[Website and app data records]
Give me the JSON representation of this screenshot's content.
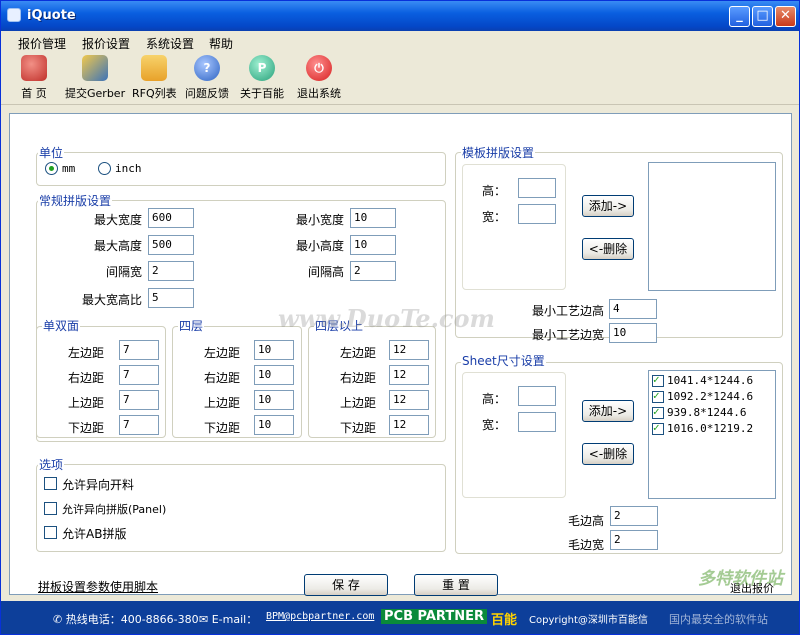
{
  "window": {
    "title": "iQuote",
    "min": "_",
    "max": "□",
    "close": "✕"
  },
  "menu": [
    "报价管理",
    "报价设置",
    "系统设置",
    "帮助"
  ],
  "toolbar": [
    {
      "label": "首  页",
      "icon": "home-icon",
      "color": "#c0302a"
    },
    {
      "label": "提交Gerber",
      "icon": "upload-icon",
      "color": "#3c73b8"
    },
    {
      "label": "RFQ列表",
      "icon": "folder-icon",
      "color": "#f2b640"
    },
    {
      "label": "问题反馈",
      "icon": "help-icon",
      "color": "#2c62c2"
    },
    {
      "label": "关于百能",
      "icon": "info-icon",
      "color": "#27a07a"
    },
    {
      "label": "退出系统",
      "icon": "exit-icon",
      "color": "#d72020"
    }
  ],
  "unit": {
    "title": "单位",
    "mm": "mm",
    "inch": "inch",
    "selected": "mm"
  },
  "regular": {
    "title": "常规拼版设置",
    "max_width_label": "最大宽度",
    "max_width": "600",
    "max_height_label": "最大高度",
    "max_height": "500",
    "gap_width_label": "间隔宽",
    "gap_width": "2",
    "ratio_label": "最大宽高比",
    "ratio": "5",
    "min_width_label": "最小宽度",
    "min_width": "10",
    "min_height_label": "最小高度",
    "min_height": "10",
    "gap_height_label": "间隔高",
    "gap_height": "2"
  },
  "margins": {
    "left_label": "左边距",
    "right_label": "右边距",
    "top_label": "上边距",
    "bottom_label": "下边距",
    "groups": [
      {
        "title": "单双面",
        "left": "7",
        "right": "7",
        "top": "7",
        "bottom": "7"
      },
      {
        "title": "四层",
        "left": "10",
        "right": "10",
        "top": "10",
        "bottom": "10"
      },
      {
        "title": "四层以上",
        "left": "12",
        "right": "12",
        "top": "12",
        "bottom": "12"
      }
    ]
  },
  "options": {
    "title": "选项",
    "items": [
      {
        "label": "允许异向开料",
        "checked": false
      },
      {
        "label": "允许异向拼版(Panel)",
        "checked": false
      },
      {
        "label": "允许AB拼版",
        "checked": false
      }
    ]
  },
  "template": {
    "title": "模板拼版设置",
    "height_label": "高：",
    "width_label": "宽：",
    "height": "",
    "width": "",
    "add_label": "添加->",
    "delete_label": "<-删除",
    "min_height_label": "最小工艺边高",
    "min_height": "4",
    "min_width_label": "最小工艺边宽",
    "min_width": "10"
  },
  "sheet": {
    "title": "Sheet尺寸设置",
    "height_label": "高：",
    "width_label": "宽：",
    "height": "",
    "width": "",
    "add_label": "添加->",
    "delete_label": "<-删除",
    "items": [
      "1041.4*1244.6",
      "1092.2*1244.6",
      "939.8*1244.6",
      "1016.0*1219.2"
    ],
    "edge_height_label": "毛边高",
    "edge_height": "2",
    "edge_width_label": "毛边宽",
    "edge_width": "2"
  },
  "footer": {
    "script_link": "拼板设置参数使用脚本",
    "save": "保 存",
    "reset": "重 置",
    "hint": "退出报价"
  },
  "status": {
    "phone": "热线电话：400-8866-380",
    "email": "E-mail：",
    "email_addr": "BPM@pcbpartner.com",
    "brand": "PCB PARTNER",
    "brand_cn": "百能",
    "copyright": "Copyright@深圳市百能信"
  },
  "watermarks": {
    "center": "www.DuoTe.com",
    "corner": "多特软件站",
    "corner_sub": "国内最安全的软件站"
  }
}
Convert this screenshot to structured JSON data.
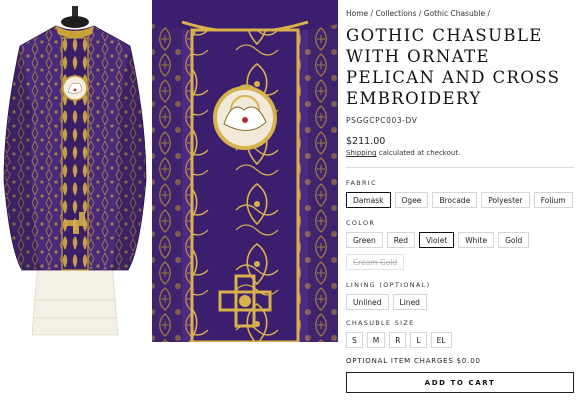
{
  "breadcrumb": [
    "Home",
    "Collections",
    "Gothic Chasuble"
  ],
  "title": "Gothic Chasuble with Ornate Pelican and Cross Embroidery",
  "sku": "PSGGCPC003-DV",
  "price": "$211.00",
  "shipping": {
    "link": "Shipping",
    "text": " calculated at checkout."
  },
  "fabric": {
    "label": "Fabric",
    "options": [
      "Damask",
      "Ogee",
      "Brocade",
      "Polyester",
      "Folium"
    ],
    "selected": "Damask"
  },
  "color": {
    "label": "Color",
    "options": [
      "Green",
      "Red",
      "Violet",
      "White",
      "Gold"
    ],
    "extra_option": "Cream Gold",
    "selected": "Violet"
  },
  "lining": {
    "label": "Lining (optional)",
    "options": [
      "Unlined",
      "Lined"
    ]
  },
  "size": {
    "label": "Chasuble Size",
    "options": [
      "S",
      "M",
      "R",
      "L",
      "EL"
    ]
  },
  "charges": "Optional Item Charges $0.00",
  "cart_button": "Add to Cart",
  "colors": {
    "violet": "#4a2a7a",
    "gold": "#c9a23a",
    "text": "#1a1a1a"
  }
}
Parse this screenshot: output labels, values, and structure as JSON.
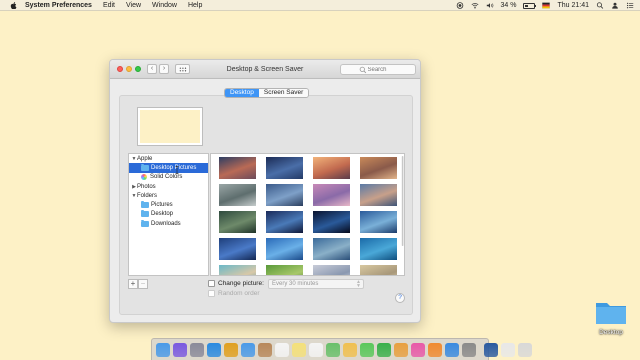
{
  "menubar": {
    "app_name": "System Preferences",
    "menus": [
      "Edit",
      "View",
      "Window",
      "Help"
    ],
    "battery_percent": 34,
    "battery_label": "34 %",
    "clock": "Thu 21:41",
    "icons": [
      "apple-icon",
      "record-icon",
      "wifi-icon",
      "volume-icon",
      "battery-icon",
      "flag-icon",
      "search-icon",
      "user-icon",
      "notification-icon"
    ]
  },
  "window": {
    "title": "Desktop & Screen Saver",
    "search_placeholder": "Search",
    "tabs": [
      {
        "label": "Desktop",
        "active": true
      },
      {
        "label": "Screen Saver",
        "active": false
      }
    ],
    "preview_color": "#fdf1c6",
    "sourcelist": {
      "items": [
        {
          "label": "Apple",
          "level": 0,
          "disclosure": "open",
          "icon": null,
          "selected": false
        },
        {
          "label": "Desktop Pictures",
          "level": 1,
          "disclosure": null,
          "icon": "folder-icon",
          "selected": true
        },
        {
          "label": "Solid Colors",
          "level": 1,
          "disclosure": null,
          "icon": "color-wheel-icon",
          "selected": false
        },
        {
          "label": "Photos",
          "level": 0,
          "disclosure": "closed",
          "icon": null,
          "selected": false
        },
        {
          "label": "Folders",
          "level": 0,
          "disclosure": "open",
          "icon": null,
          "selected": false
        },
        {
          "label": "Pictures",
          "level": 1,
          "disclosure": null,
          "icon": "folder-icon",
          "selected": false
        },
        {
          "label": "Desktop",
          "level": 1,
          "disclosure": null,
          "icon": "folder-icon",
          "selected": false
        },
        {
          "label": "Downloads",
          "level": 1,
          "disclosure": null,
          "icon": "folder-icon",
          "selected": false
        }
      ]
    },
    "thumbnails": [
      {
        "name": "el-capitan",
        "colors": [
          "#2d3e63",
          "#b96a55",
          "#6b4a5a"
        ]
      },
      {
        "name": "yosemite-night",
        "colors": [
          "#1b2b55",
          "#4a6ea8",
          "#233a66"
        ]
      },
      {
        "name": "sierra-dusk",
        "colors": [
          "#f2b37a",
          "#c26a4f",
          "#5a3b4a"
        ]
      },
      {
        "name": "half-dome",
        "colors": [
          "#c98a5a",
          "#8a5a4a",
          "#e2b48a"
        ]
      },
      {
        "name": "foggy-forest",
        "colors": [
          "#9aa6a6",
          "#5e6e6e",
          "#c5cccc"
        ]
      },
      {
        "name": "yosemite-valley",
        "colors": [
          "#3a5a8a",
          "#7ea0c8",
          "#2a3e5e"
        ]
      },
      {
        "name": "pink-mountains",
        "colors": [
          "#c88ab8",
          "#8a6aa8",
          "#e8b8c8"
        ]
      },
      {
        "name": "high-sierra",
        "colors": [
          "#5a7aa6",
          "#c8a08a",
          "#3e5478"
        ]
      },
      {
        "name": "green-forest",
        "colors": [
          "#2e4a3e",
          "#6e8a6a",
          "#1e3228"
        ]
      },
      {
        "name": "galaxy",
        "colors": [
          "#1a2a5a",
          "#4a7ab8",
          "#0e1636"
        ]
      },
      {
        "name": "earth-horizon",
        "colors": [
          "#0a1430",
          "#2a5a9a",
          "#05081a"
        ]
      },
      {
        "name": "wave",
        "colors": [
          "#2a5a9a",
          "#7ab0d8",
          "#1a3a6a"
        ]
      },
      {
        "name": "blue-abstract",
        "colors": [
          "#1e3e7a",
          "#4a7ac8",
          "#122652"
        ]
      },
      {
        "name": "underwater",
        "colors": [
          "#2a6ab8",
          "#6ab0e8",
          "#1a4a8a"
        ]
      },
      {
        "name": "ripples",
        "colors": [
          "#3a6a9a",
          "#8ab0c8",
          "#2a4e78"
        ]
      },
      {
        "name": "ocean",
        "colors": [
          "#1a6aa8",
          "#4aa8d8",
          "#0e4e7e"
        ]
      },
      {
        "name": "beach",
        "colors": [
          "#6ab8c8",
          "#d8c8a8",
          "#4a9aa8"
        ]
      },
      {
        "name": "green-hills",
        "colors": [
          "#5a9a3a",
          "#a8c86a",
          "#3a6a2a"
        ]
      },
      {
        "name": "snow-field",
        "colors": [
          "#c8ccd8",
          "#8a98b0",
          "#e8ecf2"
        ]
      },
      {
        "name": "sand-dunes",
        "colors": [
          "#d8c8a0",
          "#a8987a",
          "#ece0c0"
        ]
      }
    ],
    "add_button": "+",
    "remove_button": "−",
    "change_picture_label": "Change picture:",
    "change_interval": "Every 30 minutes",
    "random_order_label": "Random order",
    "help_label": "?"
  },
  "desktop": {
    "folder_label": "Desktop",
    "folder_color": "#5fb3ee"
  },
  "dock": {
    "icons": [
      {
        "name": "finder-icon",
        "color": "#4a9ae8"
      },
      {
        "name": "siri-icon",
        "color": "#7a5ae0"
      },
      {
        "name": "launchpad-icon",
        "color": "#8a8a9a"
      },
      {
        "name": "safari-icon",
        "color": "#2a8ae0"
      },
      {
        "name": "chrome-icon",
        "color": "#e0a020"
      },
      {
        "name": "mail-icon",
        "color": "#4a9ae8"
      },
      {
        "name": "contacts-icon",
        "color": "#b8885a"
      },
      {
        "name": "calendar-icon",
        "color": "#f4f4f4"
      },
      {
        "name": "notes-icon",
        "color": "#f4e07a"
      },
      {
        "name": "reminders-icon",
        "color": "#f4f4f4"
      },
      {
        "name": "maps-icon",
        "color": "#6ac06a"
      },
      {
        "name": "photos-icon",
        "color": "#f0c050"
      },
      {
        "name": "messages-icon",
        "color": "#5ac85a"
      },
      {
        "name": "facetime-icon",
        "color": "#3ab04a"
      },
      {
        "name": "numbers-icon",
        "color": "#e8a040"
      },
      {
        "name": "itunes-icon",
        "color": "#e85aa8"
      },
      {
        "name": "ibooks-icon",
        "color": "#f08a30"
      },
      {
        "name": "app-store-icon",
        "color": "#3a8ae0"
      },
      {
        "name": "system-preferences-icon",
        "color": "#8a8a8a"
      },
      {
        "name": "quicktime-icon",
        "color": "#2a5aa0"
      },
      {
        "name": "downloads-stack-icon",
        "color": "#e8e8e8"
      },
      {
        "name": "trash-icon",
        "color": "#d8d8d8"
      }
    ]
  }
}
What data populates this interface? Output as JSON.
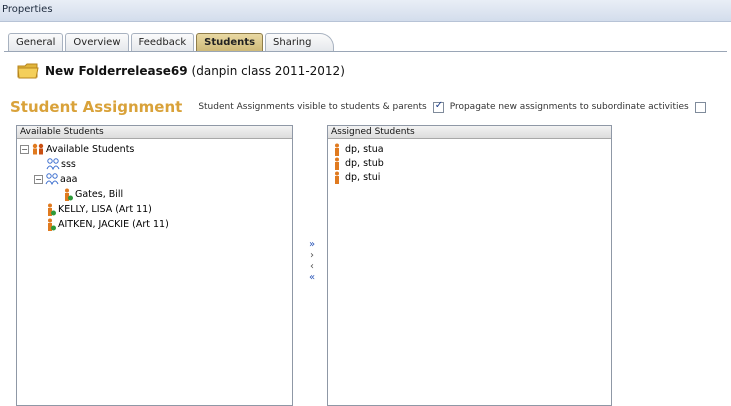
{
  "window": {
    "title": "Properties"
  },
  "tabs": [
    {
      "label": "General",
      "active": false
    },
    {
      "label": "Overview",
      "active": false
    },
    {
      "label": "Feedback",
      "active": false
    },
    {
      "label": "Students",
      "active": true
    },
    {
      "label": "Sharing",
      "active": false
    }
  ],
  "folder": {
    "name": "New Folderrelease69",
    "class_label": "(danpin class 2011-2012)"
  },
  "assignment": {
    "title": "Student Assignment",
    "visible_label": "Student Assignments visible to students & parents",
    "visible_checked": true,
    "propagate_label": "Propagate new assignments to subordinate activities",
    "propagate_checked": false
  },
  "available": {
    "header": "Available Students",
    "tree": [
      {
        "label": "Available Students",
        "level": 0,
        "type": "root",
        "expander": "−"
      },
      {
        "label": "sss",
        "level": 1,
        "type": "group"
      },
      {
        "label": "aaa",
        "level": 1,
        "type": "group",
        "expander": "−"
      },
      {
        "label": "Gates, Bill",
        "level": 2,
        "type": "student"
      },
      {
        "label": "KELLY, LISA (Art 11)",
        "level": 1,
        "type": "student"
      },
      {
        "label": "AITKEN, JACKIE (Art 11)",
        "level": 1,
        "type": "student"
      }
    ]
  },
  "assigned": {
    "header": "Assigned Students",
    "items": [
      {
        "label": "dp, stua"
      },
      {
        "label": "dp, stub"
      },
      {
        "label": "dp, stui"
      }
    ]
  },
  "transfer_buttons": {
    "add_all": "»",
    "add_one": "›",
    "remove_one": "‹",
    "remove_all": "«"
  },
  "colors": {
    "accent_title": "#d9a23a",
    "active_tab": "#cdb876",
    "arrow_blue": "#2b56b8"
  }
}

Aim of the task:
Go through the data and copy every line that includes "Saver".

Finished exercise:
    "title": "Desktop & Screen Saver",
        "label": "Screen Saver",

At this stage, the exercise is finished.